I am no expert on business methods or techniques by any means, but I hope some of this helped a little. It's not intended as a guide for plotting a business, it's just my observations and experiences.

Until next blog!
Take Care :)

Thursday, April 11, 2013

Selling & Pricing (Part 1)

I was mulling some things over the other day, and I got to thinking about people who sit and craft their own stuff, as opposed to factory made, mass production. Obviously mass produced items will almost always be cheaper to produce, as they tend to be made abroad where labour is cheaper; materials are cheaper, and all in all the whole process costs far less.
However just because they are cheaper to make, does not mean by the time they arrive on our shores they haven't gone up a million percent (OK I'm exaggerating). Simply put a known name on it, because people will buy branded items, and boom! Huge price increase, even though it was probably pennies to make, the name pushes the price through the roof.

Making hand made goods is such a touchy subject; unless of course you have already "made it" and everyone is clamouring for your work, so how do you put a price on your time, effort and skill?
Well the starting point has to be the cost of materials, you obviously have to cover your own outlay, otherwise you are working at a a loss; but what about the time? How do you put a cost on the time and skill with which you sat and carved an item, or made your design; saddle stitched it, sweated like a broken dog to meet unrealistic deadlines?

Firstly you have to assume that it's worth to yourself is not the same as the worth to the buyer, they want to pay the smallest price possible (generally) for an item of distinct individuality, but we have to remember that they are asking, so realistically, they must WANT it.
Now have to decide if the tutting and rolling of eyes is because they actually think it's a bit overpriced, which happens; just because it's handmade shouldn't mean they need a mortgage to buy it. Or are they stalling and moaning because although they want it, they just can't afford it?
Unfortunately, although I can't tell you a magic formula for pricing up and selling your items, I think there are one or two things that we can definitely use to help us see where on the scale of skill/hand-made v pricing we need to be.
If you make an item that people seem to snatch up, or you get a lot of orders for, it's pretty safe to assume that the price is either spot on, you've landed on a very saleable item, or lastly because your price for that item is perhaps a bit low, and they are taking full advantage of that.......

That's it for this section, I will finish this post next time.
It's an interesting, if somewhat mind boggling topic that is difficult to find a definitive answer to; but I will throw in the bits I have learnt. If you have any better insights than I do, by all means leave a comment; between us we may resolve the dilemma!

Well that was quite a serious post for me, I think I need a coffee >.<

Friday, April 5, 2013

Well here we are again.
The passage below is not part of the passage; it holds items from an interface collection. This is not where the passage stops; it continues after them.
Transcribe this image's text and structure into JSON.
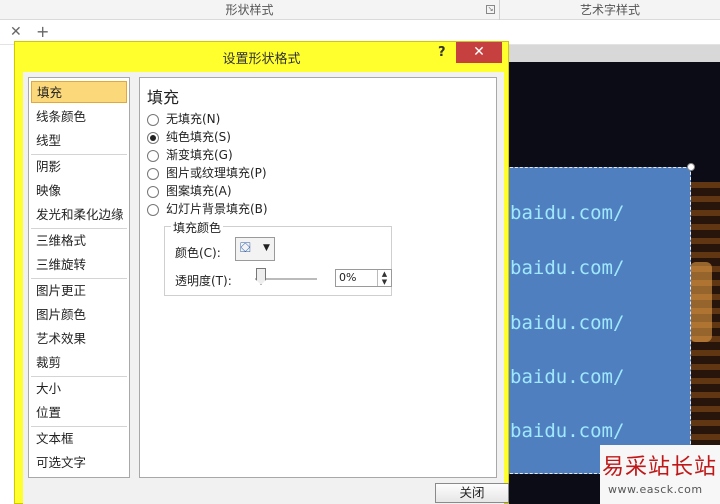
{
  "ribbon": {
    "group_shape_styles": "形状样式",
    "group_wordart_styles": "艺术字样式"
  },
  "tabbar": {
    "close_glyph": "✕",
    "add_glyph": "+"
  },
  "dialog": {
    "title": "设置形状格式",
    "help": "?",
    "close": "✕",
    "nav": [
      "填充",
      "线条颜色",
      "线型",
      "阴影",
      "映像",
      "发光和柔化边缘",
      "三维格式",
      "三维旋转",
      "图片更正",
      "图片颜色",
      "艺术效果",
      "裁剪",
      "大小",
      "位置",
      "文本框",
      "可选文字"
    ],
    "selected_nav": "填充",
    "panel": {
      "title": "填充",
      "options": [
        "无填充(N)",
        "纯色填充(S)",
        "渐变填充(G)",
        "图片或纹理填充(P)",
        "图案填充(A)",
        "幻灯片背景填充(B)"
      ],
      "selected_option": "纯色填充(S)",
      "group": {
        "legend": "填充颜色",
        "color_label": "颜色(C):",
        "transparency_label": "透明度(T):",
        "transparency_value": "0%",
        "transparency": 0
      }
    },
    "close_button": "关闭"
  },
  "slide": {
    "lines": [
      "baidu.com/",
      "baidu.com/",
      "baidu.com/",
      "baidu.com/",
      "baidu.com/"
    ],
    "box_fill": "#4f7fbf",
    "text_color": "#9fe8ff"
  },
  "watermark": {
    "title": "易采站长站",
    "url": "www.easck.com"
  }
}
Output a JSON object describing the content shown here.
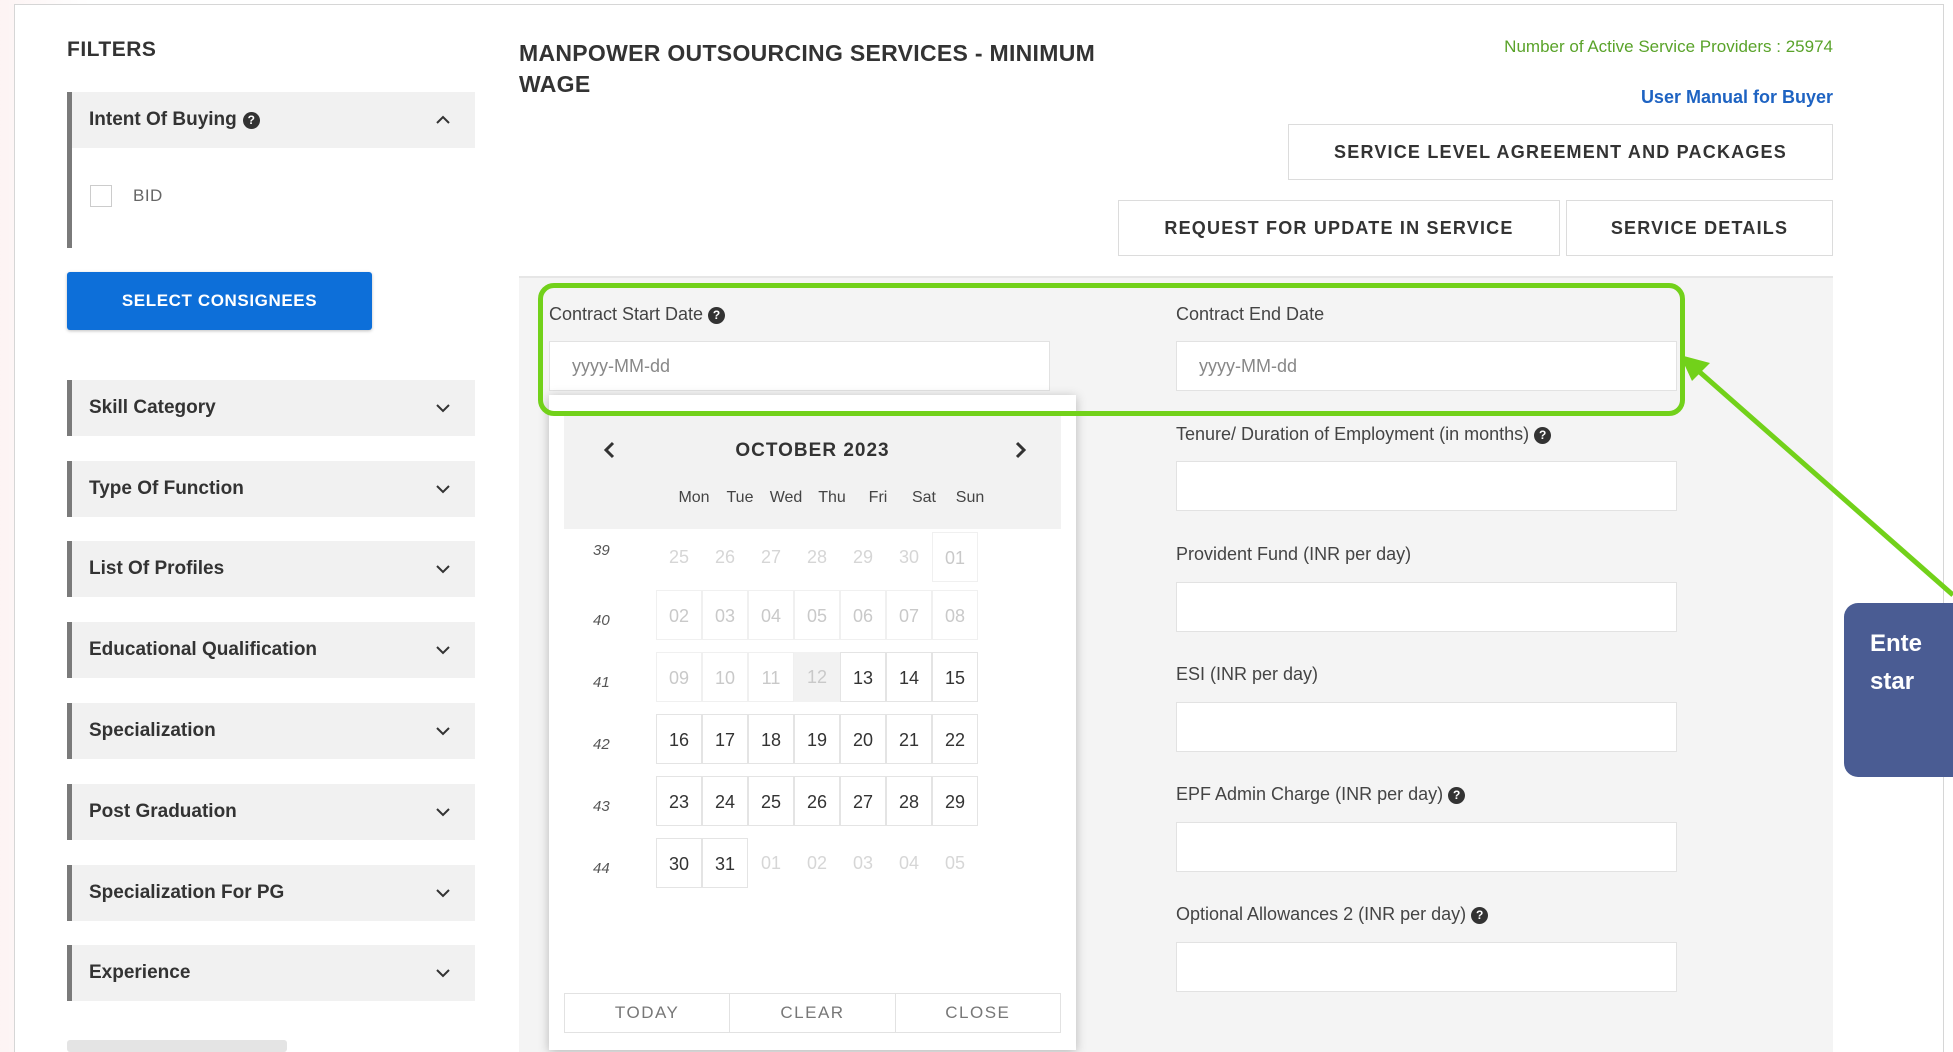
{
  "sidebar": {
    "title": "FILTERS",
    "intent": {
      "label": "Intent Of Buying",
      "help": "?",
      "option": "BID"
    },
    "consignee_button": "SELECT CONSIGNEES",
    "accordions": [
      {
        "label": "Skill Category"
      },
      {
        "label": "Type Of Function"
      },
      {
        "label": "List Of Profiles"
      },
      {
        "label": "Educational Qualification"
      },
      {
        "label": "Specialization"
      },
      {
        "label": "Post Graduation"
      },
      {
        "label": "Specialization For PG"
      },
      {
        "label": "Experience"
      }
    ]
  },
  "header": {
    "title": "MANPOWER OUTSOURCING SERVICES - MINIMUM WAGE",
    "active_providers": "Number of Active Service Providers : 25974",
    "manual_link": "User Manual for Buyer",
    "sla_button": "SERVICE LEVEL AGREEMENT AND PACKAGES",
    "request_button": "REQUEST FOR UPDATE IN SERVICE",
    "details_button": "SERVICE DETAILS"
  },
  "form": {
    "start_label": "Contract Start Date",
    "start_placeholder": "yyyy-MM-dd",
    "end_label": "Contract End Date",
    "end_placeholder": "yyyy-MM-dd",
    "tenure_label": "Tenure/ Duration of Employment (in months)",
    "pf_label": "Provident Fund (INR per day)",
    "esi_label": "ESI (INR per day)",
    "epf_label": "EPF Admin Charge (INR per day)",
    "allow_label": "Optional Allowances 2 (INR per day)",
    "help": "?"
  },
  "datepicker": {
    "month": "OCTOBER 2023",
    "days_of_week": [
      "Mon",
      "Tue",
      "Wed",
      "Thu",
      "Fri",
      "Sat",
      "Sun"
    ],
    "weeks": [
      {
        "num": "39",
        "days": [
          "25",
          "26",
          "27",
          "28",
          "29",
          "30",
          "01"
        ]
      },
      {
        "num": "40",
        "days": [
          "02",
          "03",
          "04",
          "05",
          "06",
          "07",
          "08"
        ]
      },
      {
        "num": "41",
        "days": [
          "09",
          "10",
          "11",
          "12",
          "13",
          "14",
          "15"
        ]
      },
      {
        "num": "42",
        "days": [
          "16",
          "17",
          "18",
          "19",
          "20",
          "21",
          "22"
        ]
      },
      {
        "num": "43",
        "days": [
          "23",
          "24",
          "25",
          "26",
          "27",
          "28",
          "29"
        ]
      },
      {
        "num": "44",
        "days": [
          "30",
          "31",
          "01",
          "02",
          "03",
          "04",
          "05"
        ]
      }
    ],
    "footer": {
      "today": "TODAY",
      "clear": "CLEAR",
      "close": "CLOSE"
    }
  },
  "annotation": {
    "line1": "Ente",
    "line2": "star",
    "color": "#4a5c93",
    "highlight_color": "#72d11a"
  }
}
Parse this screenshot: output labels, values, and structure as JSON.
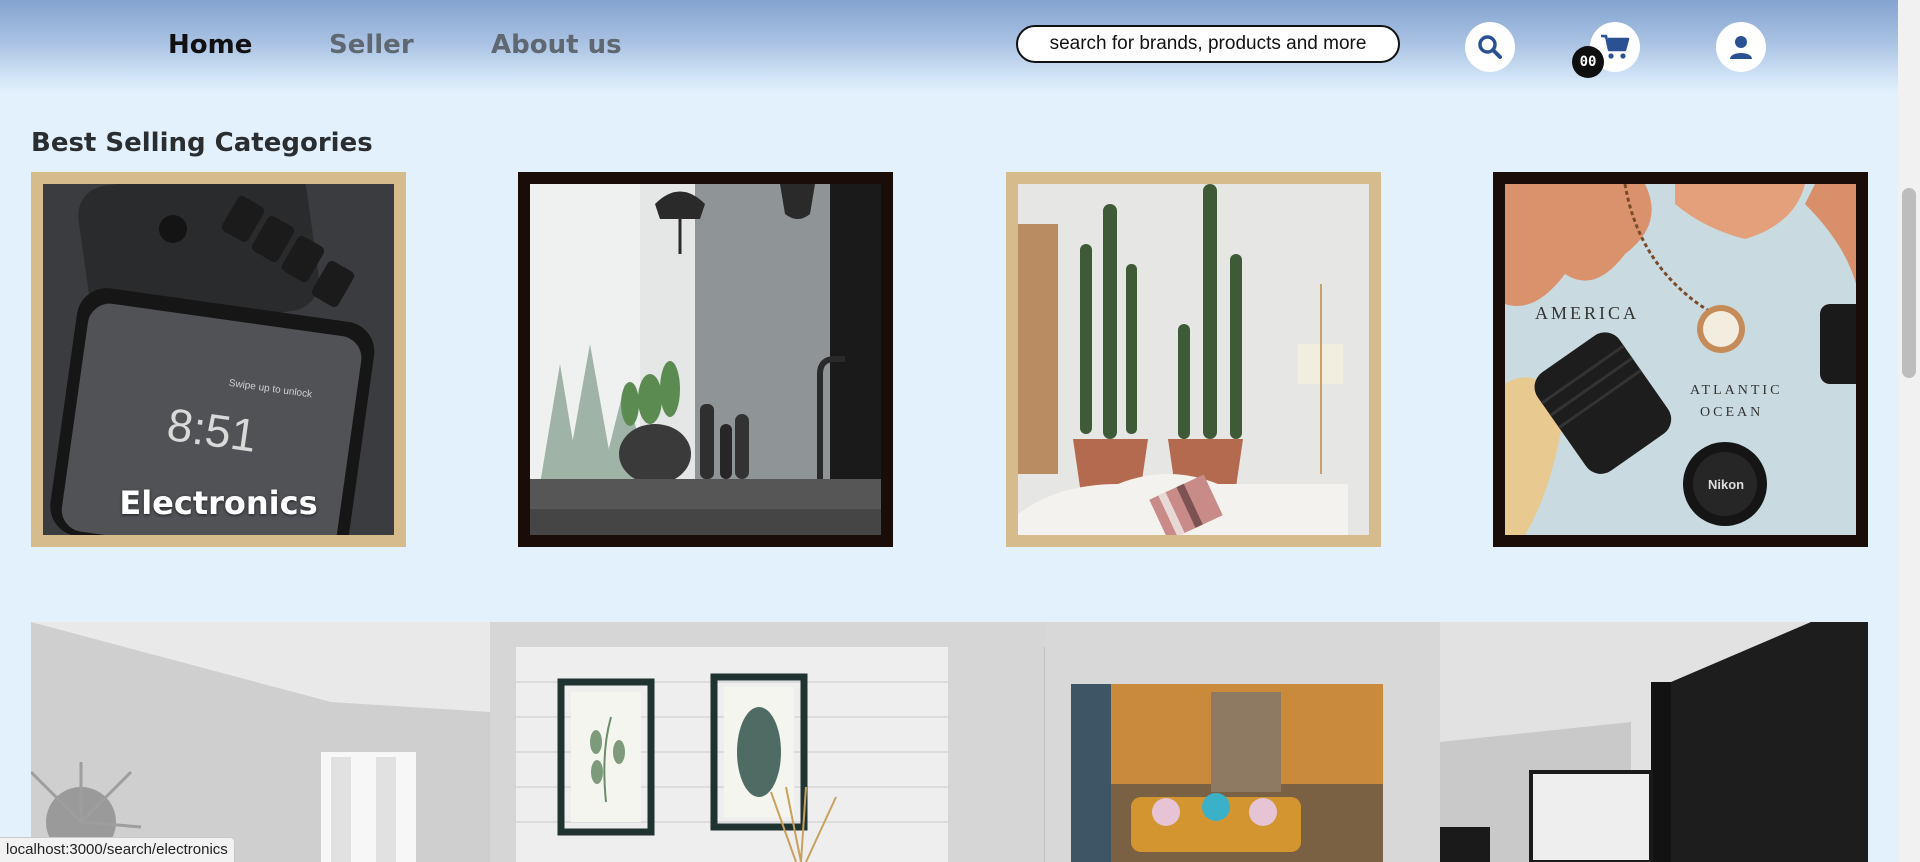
{
  "nav": {
    "home": "Home",
    "seller": "Seller",
    "about": "About us"
  },
  "search": {
    "placeholder": "search for brands, products and more",
    "icon": "search-icon"
  },
  "cart": {
    "count": "00",
    "icon": "cart-icon"
  },
  "account": {
    "icon": "user-icon"
  },
  "section": {
    "title": "Best Selling Categories"
  },
  "categories": [
    {
      "label": "Electronics",
      "frame_color": "#d6bc8c"
    },
    {
      "label": "",
      "frame_color": "#1a0c06"
    },
    {
      "label": "",
      "frame_color": "#d6bc8c"
    },
    {
      "label": "",
      "frame_color": "#1a0c06"
    }
  ],
  "status_bar": {
    "url": "localhost:3000/search/electronics"
  },
  "colors": {
    "accent": "#2a5193",
    "page_bg": "#e3f1fc",
    "header_top": "#84a3cf"
  }
}
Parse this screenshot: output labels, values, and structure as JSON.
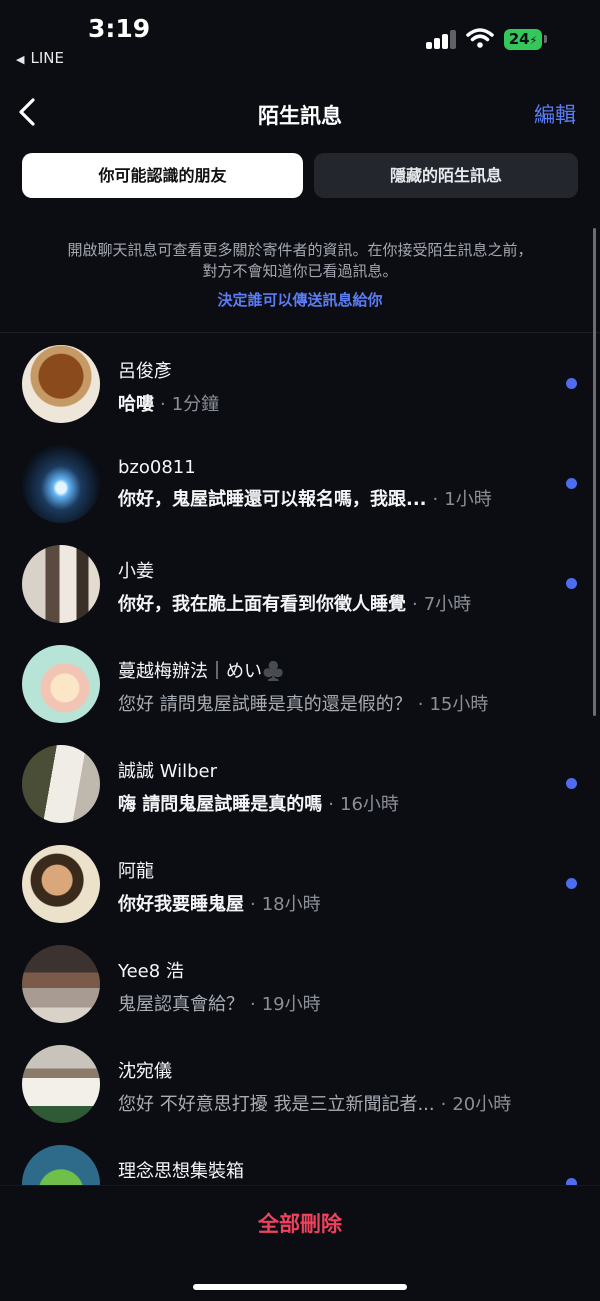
{
  "status_bar": {
    "time": "3:19",
    "back_app": "LINE",
    "battery": "24"
  },
  "nav": {
    "title": "陌生訊息",
    "edit_label": "編輯"
  },
  "tabs": [
    {
      "label": "你可能認識的朋友",
      "active": true
    },
    {
      "label": "隱藏的陌生訊息",
      "active": false
    }
  ],
  "info": {
    "line1": "開啟聊天訊息可查看更多關於寄件者的資訊。在你接受陌生訊息之前，",
    "line2": "對方不會知道你已看過訊息。",
    "link": "決定誰可以傳送訊息給你"
  },
  "messages": [
    {
      "name": "呂俊彥",
      "preview": "哈嘍",
      "separator": "·",
      "time": "1分鐘",
      "unread": true
    },
    {
      "name": "bzo0811",
      "preview": "你好，鬼屋試睡還可以報名嗎，我跟...",
      "separator": "·",
      "time": "1小時",
      "unread": true
    },
    {
      "name": "小姜",
      "preview": "你好，我在脆上面有看到你徵人睡覺",
      "separator": "·",
      "time": "7小時",
      "unread": true
    },
    {
      "name": "蔓越梅辦法｜めい♣️",
      "preview": "您好 請問鬼屋試睡是真的還是假的？",
      "separator": "·",
      "time": "15小時",
      "unread": false
    },
    {
      "name": "誠誠 Wilber",
      "preview": "嗨 請問鬼屋試睡是真的嗎",
      "separator": "·",
      "time": "16小時",
      "unread": true
    },
    {
      "name": "阿龍",
      "preview": "你好我要睡鬼屋",
      "separator": "·",
      "time": "18小時",
      "unread": true
    },
    {
      "name": "Yee8 浩",
      "preview": "鬼屋認真會給？",
      "separator": "·",
      "time": "19小時",
      "unread": false
    },
    {
      "name": "沈宛儀",
      "preview": "您好 不好意思打擾 我是三立新聞記者...",
      "separator": "·",
      "time": "20小時",
      "unread": false
    },
    {
      "name": "理念思想集裝箱",
      "preview": "",
      "separator": "",
      "time": "",
      "unread": true
    }
  ],
  "bottom": {
    "delete_all": "全部刪除"
  },
  "colors": {
    "accent": "#5b7cf5",
    "unread_dot": "#4e6cf0",
    "danger": "#f0415e",
    "background": "#0b0d12"
  }
}
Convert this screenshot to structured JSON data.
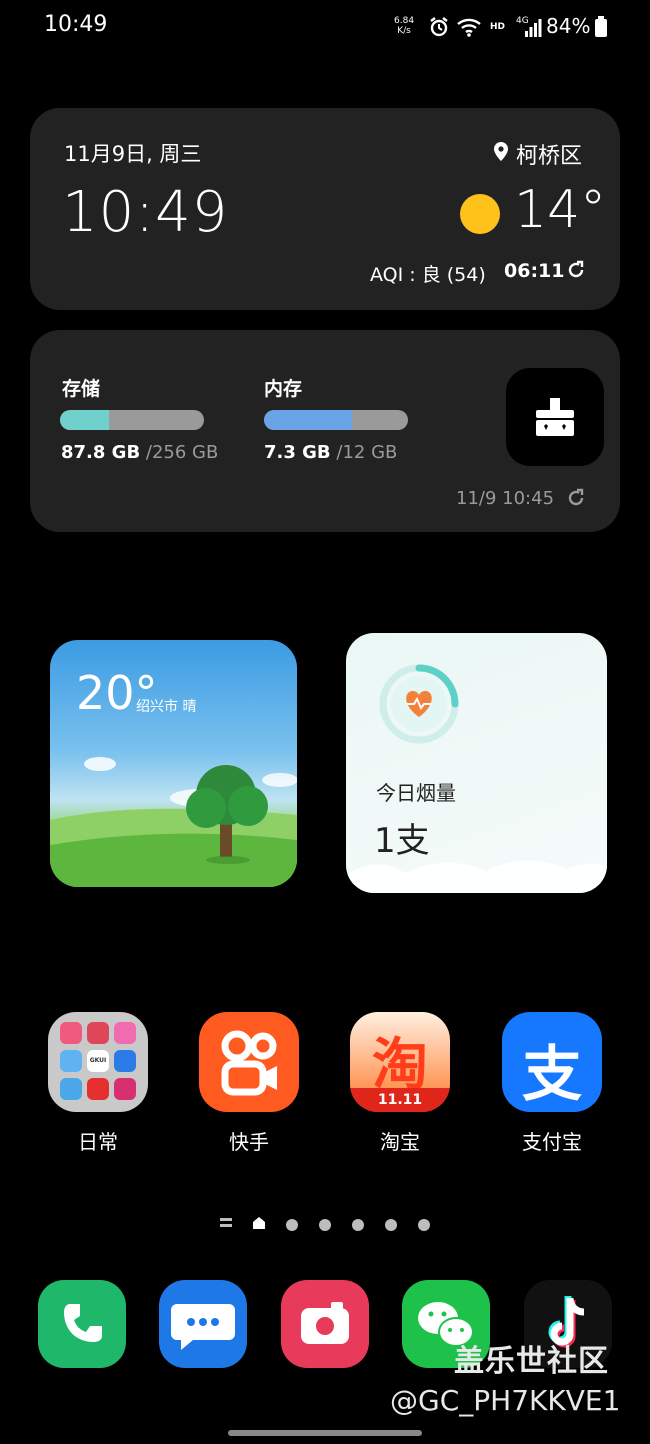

It's been a busy time lately as I have been building a new website; mainly because the previous one was likely to make your eyes bleed if you spent too long on there. Yes it truly was that bad, but it was my first and everyone has to start somewhere and learn.
The new one is much easier to look at and I'm pretty pleased with it - go me!!

Was thinking of starting to do some blogs or vids with helpful tips for leathercrafters/workers, as sometimes it's the little things you didn't know that save you sooo much time in the long run. Plus I like explaining things to people, I guess I should have been a teacher really. That would have been great, apart from you are not allowed to lock them in cupboards till home time; which is a shame really.

Anyway, long story short, at least if I decide to do some blogs they won't be all businessy and boring, I find it so hard to blog sensibly and not ramble a bit somewhere!
To get to the point though, as we are getting a little bit straighter and more organised, I wondered if anyone would actually want to read it; so I am still sort of thinking about it........

I shall keep you posted! :)